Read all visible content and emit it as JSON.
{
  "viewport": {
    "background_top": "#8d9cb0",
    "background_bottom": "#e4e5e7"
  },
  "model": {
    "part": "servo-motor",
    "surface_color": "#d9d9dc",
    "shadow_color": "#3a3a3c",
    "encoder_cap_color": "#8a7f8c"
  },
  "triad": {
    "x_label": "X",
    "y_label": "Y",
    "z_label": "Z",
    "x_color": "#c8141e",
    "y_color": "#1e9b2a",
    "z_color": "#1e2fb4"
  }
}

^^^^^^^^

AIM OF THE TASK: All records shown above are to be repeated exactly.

FINAL ANSWER:
Read all visible content and emit it as JSON.
{
  "viewport": {
    "background_top": "#8d9cb0",
    "background_bottom": "#e4e5e7"
  },
  "model": {
    "part": "servo-motor",
    "surface_color": "#d9d9dc",
    "shadow_color": "#3a3a3c",
    "encoder_cap_color": "#8a7f8c"
  },
  "triad": {
    "x_label": "X",
    "y_label": "Y",
    "z_label": "Z",
    "x_color": "#c8141e",
    "y_color": "#1e9b2a",
    "z_color": "#1e2fb4"
  }
}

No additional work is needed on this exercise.